(Web page and app entries)
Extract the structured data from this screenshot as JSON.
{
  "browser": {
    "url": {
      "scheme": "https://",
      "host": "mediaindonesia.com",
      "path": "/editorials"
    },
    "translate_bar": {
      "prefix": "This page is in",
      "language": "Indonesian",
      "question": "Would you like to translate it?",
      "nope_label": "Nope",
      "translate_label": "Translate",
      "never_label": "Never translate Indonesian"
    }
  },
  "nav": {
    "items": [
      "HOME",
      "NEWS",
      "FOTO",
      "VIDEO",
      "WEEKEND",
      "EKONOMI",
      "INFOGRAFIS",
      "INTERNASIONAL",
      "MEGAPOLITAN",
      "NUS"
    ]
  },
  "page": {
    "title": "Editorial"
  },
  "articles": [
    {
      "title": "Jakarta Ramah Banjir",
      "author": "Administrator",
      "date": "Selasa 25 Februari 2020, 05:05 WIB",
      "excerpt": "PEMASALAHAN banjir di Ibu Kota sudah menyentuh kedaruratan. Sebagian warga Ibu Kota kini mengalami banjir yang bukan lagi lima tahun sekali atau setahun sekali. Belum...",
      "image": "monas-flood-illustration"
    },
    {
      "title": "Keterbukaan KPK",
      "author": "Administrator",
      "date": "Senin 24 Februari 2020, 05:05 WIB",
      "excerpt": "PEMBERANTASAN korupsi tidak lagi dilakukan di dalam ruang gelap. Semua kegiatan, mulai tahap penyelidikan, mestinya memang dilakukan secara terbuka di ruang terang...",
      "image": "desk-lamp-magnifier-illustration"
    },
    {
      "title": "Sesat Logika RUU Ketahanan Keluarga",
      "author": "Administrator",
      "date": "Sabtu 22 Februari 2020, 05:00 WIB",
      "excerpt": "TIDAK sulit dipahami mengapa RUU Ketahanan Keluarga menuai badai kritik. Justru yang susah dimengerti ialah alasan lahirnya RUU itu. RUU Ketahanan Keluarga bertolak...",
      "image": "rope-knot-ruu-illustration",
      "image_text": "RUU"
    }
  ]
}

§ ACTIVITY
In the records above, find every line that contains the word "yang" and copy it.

§ RESULT OF THIS TASK
      "excerpt": "PEMASALAHAN banjir di Ibu Kota sudah menyentuh kedaruratan. Sebagian warga Ibu Kota kini mengalami banjir yang bukan lagi lima tahun sekali atau setahun sekali. Belum...",
      "excerpt": "TIDAK sulit dipahami mengapa RUU Ketahanan Keluarga menuai badai kritik. Justru yang susah dimengerti ialah alasan lahirnya RUU itu. RUU Ketahanan Keluarga bertolak...",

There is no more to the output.